  56. ^ Panda, Harihar (2007), Prof. H.C. Raychaudhuri, as a Historian, Northern Book Centre, p. 28, ISBN 978-81-7211-210-3
  57. ^ Marshall p.59
  58. ^ II. p 481
  59. ^ Sinha, Bindeshwari Prasad (1977). Dynastic History of Magadha, Cir. 450–1200 A.D. Abhinav Publications. p. 128.
  60. ^ Sinha, Bindeshwari Prasad (1977). Dynastic History of Magadha, Cir. 450–1200 A.D. Abhinav Publications. p. 128.
  61. ^ Kalpa Sutra; Nirayavali Sutra
  62. ^ Asiatic Mythology by J. Hackin p.83ff
  63. ^ Olivelle, Patrick (13 July 2006). Between the Empires: Society in India 300 BCE to 400 CE. Oxford University Press. ISBN 9780199775071 – via Google Books.
  64. ^ Raychaudhuri Hemchandra (1972), Political History of Ancient India, Calcutta: University of Calcutta, pp. 85–6
  65. ^ Raychaudhuri Hemchandra (1972), Political History of Ancient India, Calcutta: University of Calcutta, p.107
  66. ^ Rohan L. Jayetilleke (5 December 2007). "The Ghositarama of Kaushambi". Daily News. Archived from the original on 4 June 2011. Retrieved 29 October 2008.

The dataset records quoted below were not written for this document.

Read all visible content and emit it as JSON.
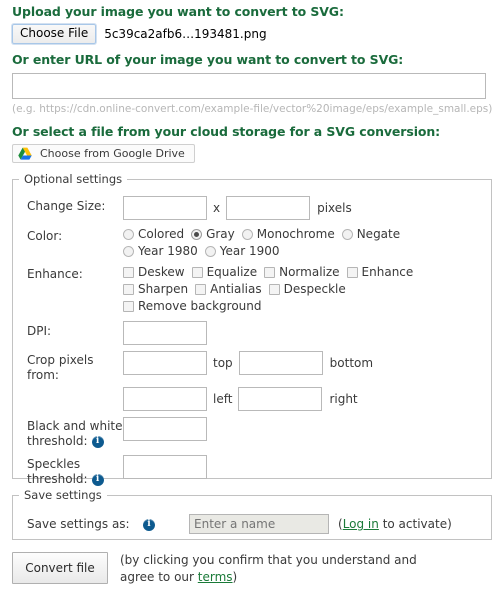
{
  "upload": {
    "heading": "Upload your image you want to convert to SVG:",
    "choose_file_label": "Choose File",
    "file_name": "5c39ca2afb6…193481.png"
  },
  "url": {
    "heading": "Or enter URL of your image you want to convert to SVG:",
    "value": "",
    "placeholder": "",
    "hint": "(e.g. https://cdn.online-convert.com/example-file/vector%20image/eps/example_small.eps)"
  },
  "cloud": {
    "heading": "Or select a file from your cloud storage for a SVG conversion:",
    "google_drive_label": "Choose from Google Drive",
    "google_drive_icon": "google-drive-icon"
  },
  "optional_settings": {
    "legend": "Optional settings",
    "change_size": {
      "label": "Change Size:",
      "width_value": "",
      "height_value": "",
      "separator": "x",
      "unit": "pixels"
    },
    "color": {
      "label": "Color:",
      "options": [
        {
          "label": "Colored",
          "selected": false
        },
        {
          "label": "Gray",
          "selected": true
        },
        {
          "label": "Monochrome",
          "selected": false
        },
        {
          "label": "Negate",
          "selected": false
        },
        {
          "label": "Year 1980",
          "selected": false
        },
        {
          "label": "Year 1900",
          "selected": false
        }
      ]
    },
    "enhance": {
      "label": "Enhance:",
      "options": [
        {
          "label": "Deskew",
          "checked": false
        },
        {
          "label": "Equalize",
          "checked": false
        },
        {
          "label": "Normalize",
          "checked": false
        },
        {
          "label": "Enhance",
          "checked": false
        },
        {
          "label": "Sharpen",
          "checked": false
        },
        {
          "label": "Antialias",
          "checked": false
        },
        {
          "label": "Despeckle",
          "checked": false
        },
        {
          "label": "Remove background",
          "checked": false
        }
      ]
    },
    "dpi": {
      "label": "DPI:",
      "value": ""
    },
    "crop": {
      "label_line1": "Crop pixels",
      "label_line2": "from:",
      "top_value": "",
      "top_unit": "top",
      "bottom_value": "",
      "bottom_unit": "bottom",
      "left_value": "",
      "left_unit": "left",
      "right_value": "",
      "right_unit": "right"
    },
    "bw_threshold": {
      "label_line1": "Black and white",
      "label_line2": "threshold:",
      "value": "",
      "info_icon": "info-icon"
    },
    "speckles_threshold": {
      "label_line1": "Speckles",
      "label_line2": "threshold:",
      "value": "",
      "info_icon": "info-icon"
    }
  },
  "save_settings": {
    "legend": "Save settings",
    "label": "Save settings as:",
    "info_icon": "info-icon",
    "input_value": "",
    "input_placeholder": "Enter a name",
    "note_prefix": "(",
    "note_link": "Log in",
    "note_suffix": " to activate)"
  },
  "footer": {
    "convert_label": "Convert file",
    "terms_line1": "(by clicking you confirm that you understand and",
    "terms_line2_prefix": "agree to our ",
    "terms_link": "terms",
    "terms_line2_suffix": ")"
  },
  "colors": {
    "heading_green": "#1a6b3c",
    "link_green": "#1a7a38",
    "info_blue": "#0d5a8f",
    "border_gray": "#c2c2c2"
  }
}
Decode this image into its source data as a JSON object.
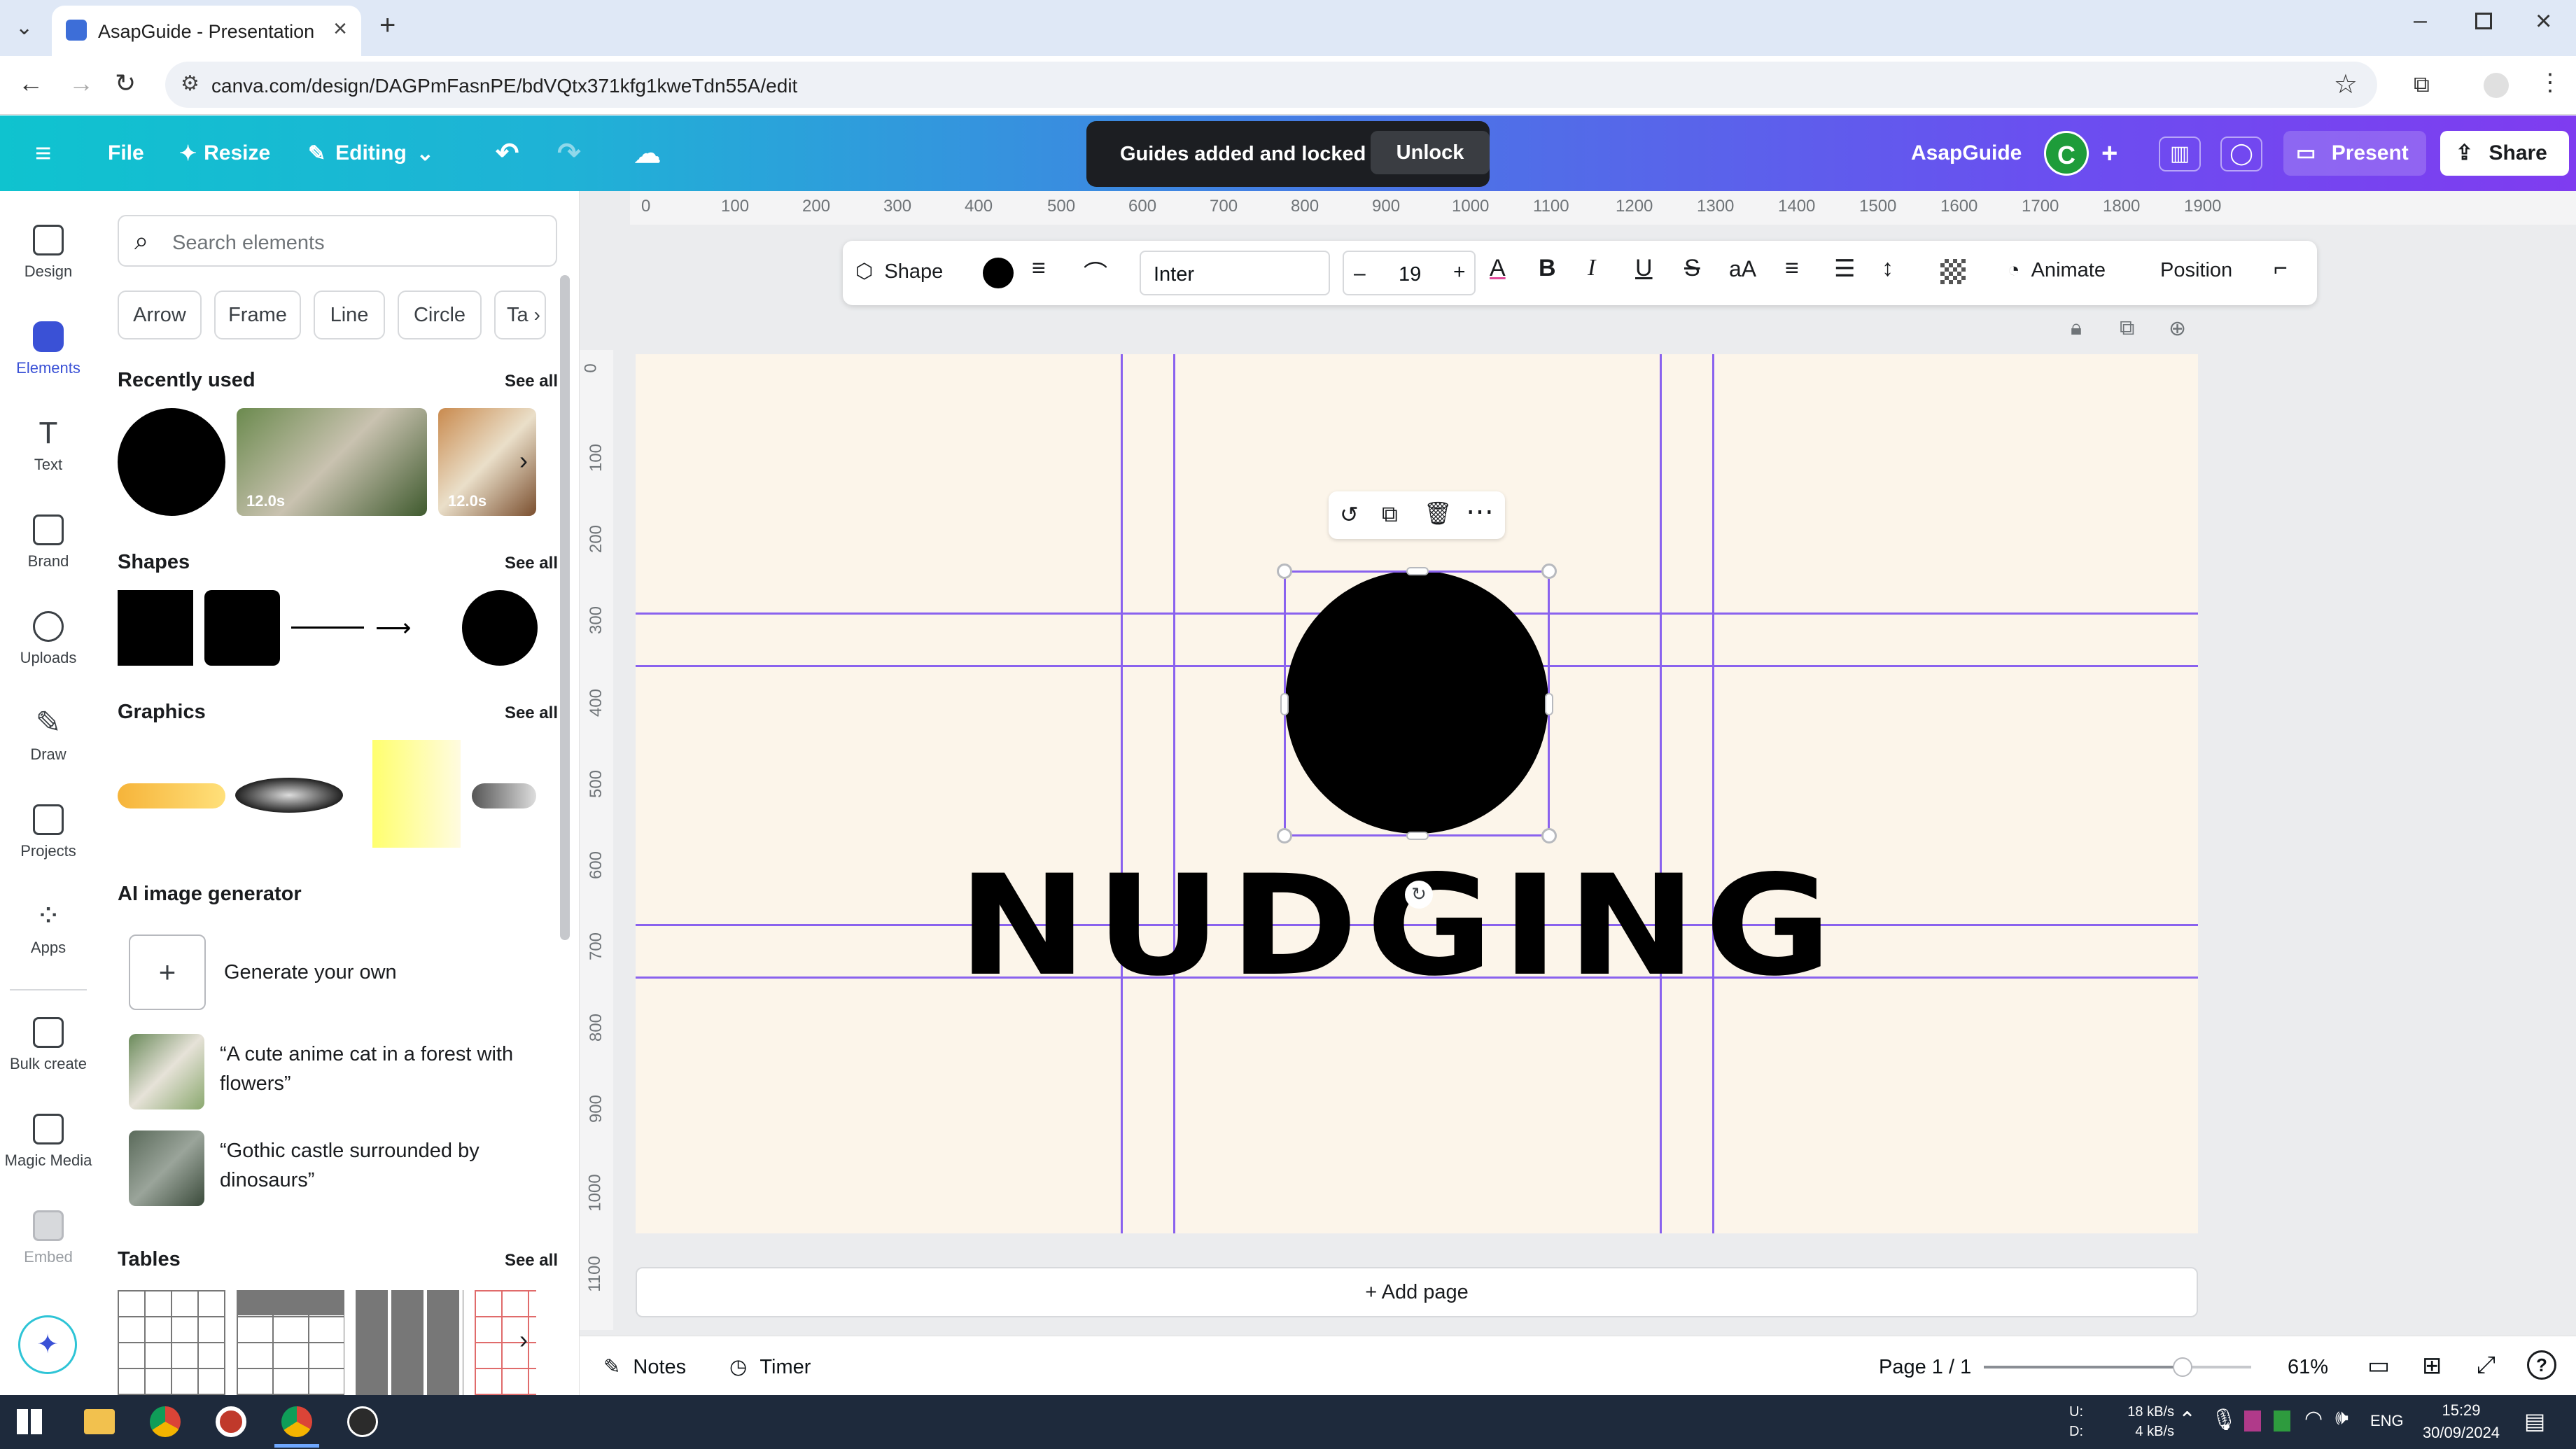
{
  "browser": {
    "tab_title": "AsapGuide - Presentation",
    "url": "canva.com/design/DAGPmFasnPE/bdVQtx371kfg1kweTdn55A/edit"
  },
  "header": {
    "file": "File",
    "resize": "Resize",
    "editing": "Editing",
    "toast_message": "Guides added and locked",
    "toast_action": "Unlock",
    "team_name": "AsapGuide",
    "avatar_letter": "C",
    "present": "Present",
    "share": "Share"
  },
  "rail": {
    "items": [
      {
        "label": "Design"
      },
      {
        "label": "Elements"
      },
      {
        "label": "Text"
      },
      {
        "label": "Brand"
      },
      {
        "label": "Uploads"
      },
      {
        "label": "Draw"
      },
      {
        "label": "Projects"
      },
      {
        "label": "Apps"
      },
      {
        "label": "Bulk create"
      },
      {
        "label": "Magic Media"
      },
      {
        "label": "Embed"
      }
    ]
  },
  "panel": {
    "search_placeholder": "Search elements",
    "chips": [
      "Arrow",
      "Frame",
      "Line",
      "Circle",
      "Ta"
    ],
    "recently_used": "Recently used",
    "see_all": "See all",
    "video_duration_1": "12.0s",
    "video_duration_2": "12.0s",
    "shapes": "Shapes",
    "graphics": "Graphics",
    "ai_generator": "AI image generator",
    "generate_your_own": "Generate your own",
    "prompt_1": "“A cute anime cat in a forest with flowers”",
    "prompt_2": "“Gothic castle surrounded by dinosaurs”",
    "tables": "Tables"
  },
  "ruler": {
    "horizontal": [
      "0",
      "100",
      "200",
      "300",
      "400",
      "500",
      "600",
      "700",
      "800",
      "900",
      "1000",
      "1100",
      "1200",
      "1300",
      "1400",
      "1500",
      "1600",
      "1700",
      "1800",
      "1900"
    ],
    "vertical": [
      "0",
      "100",
      "200",
      "300",
      "400",
      "500",
      "600",
      "700",
      "800",
      "900",
      "1000",
      "1100"
    ]
  },
  "context_toolbar": {
    "shape": "Shape",
    "font": "Inter",
    "font_size": "19",
    "minus": "–",
    "plus": "+",
    "animate": "Animate",
    "position": "Position"
  },
  "canvas": {
    "background_color": "#fcf5ea",
    "text": "NUDGING",
    "add_page": "+ Add page"
  },
  "footer": {
    "notes": "Notes",
    "timer": "Timer",
    "page_indicator": "Page 1 / 1",
    "zoom": "61%",
    "zoom_fraction": 0.61
  },
  "taskbar": {
    "net_up": "18 kB/s",
    "net_down": "4 kB/s",
    "net_u": "U:",
    "net_d": "D:",
    "lang": "ENG",
    "time": "15:29",
    "date": "30/09/2024"
  },
  "colors": {
    "accent": "#8a62ee",
    "header_start": "#0fc3cf",
    "header_end": "#7f3cf0",
    "avatar": "#1e9c3a"
  }
}
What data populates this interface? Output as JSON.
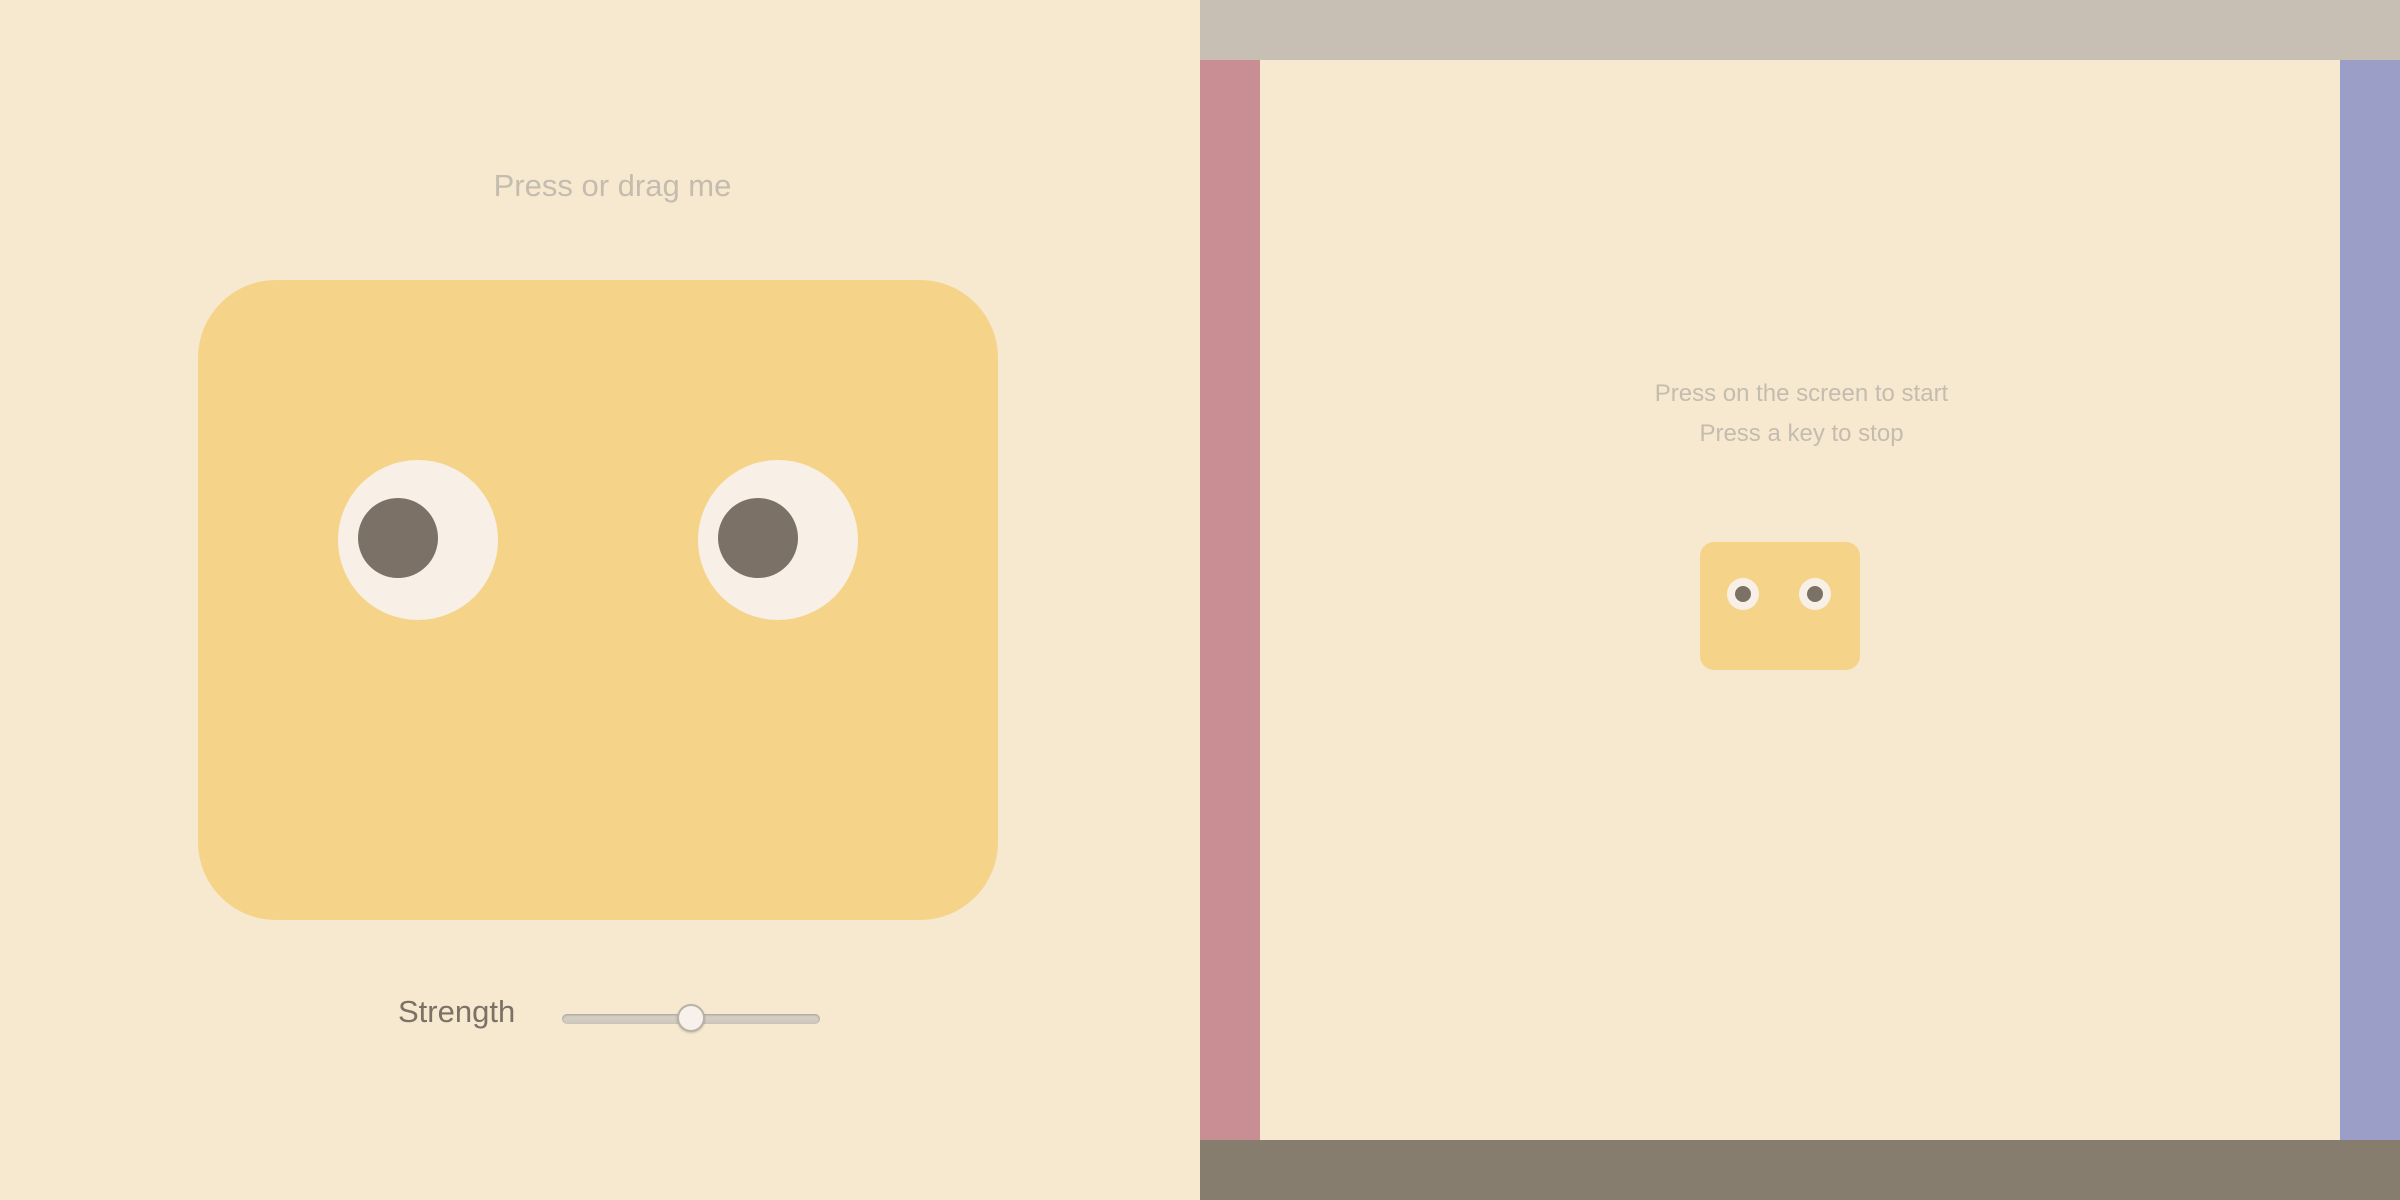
{
  "left_panel": {
    "hint": "Press or drag me",
    "strength_label": "Strength",
    "strength_slider": {
      "min": 0,
      "max": 100,
      "value": 50
    },
    "colors": {
      "background": "#f7e9cf",
      "creature": "#f5d489",
      "eye_white": "#f8f0e6",
      "pupil": "#7b7166"
    }
  },
  "right_panel": {
    "instructions": {
      "line1": "Press on the screen to start",
      "line2": "Press a key to stop"
    },
    "walls": {
      "top": "#c7bfb3",
      "bottom": "#877d6f",
      "left": "#c88e94",
      "right": "#9b9fc7"
    }
  }
}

Further reading edit

  • R. C. Majumdar and A. D. Pusalker, eds. The History and Culture of the Indian People. Bharatiya Vidya Bhavan, Bombay 1951.
  • Sethna, K. D. (1989). Ancient India in a new light. New Delhi: Aditya Prakashan.
  • Sethna, K. D. (2000). Problems of ancient India. New Delhi: Aditya Prakashan.

Notes edit

  1. ^ Sanskrit: महाजनपद, lit.'Great Janapadas'

External links edit

  Media related to Mahajanapadas at Wikimedia Commons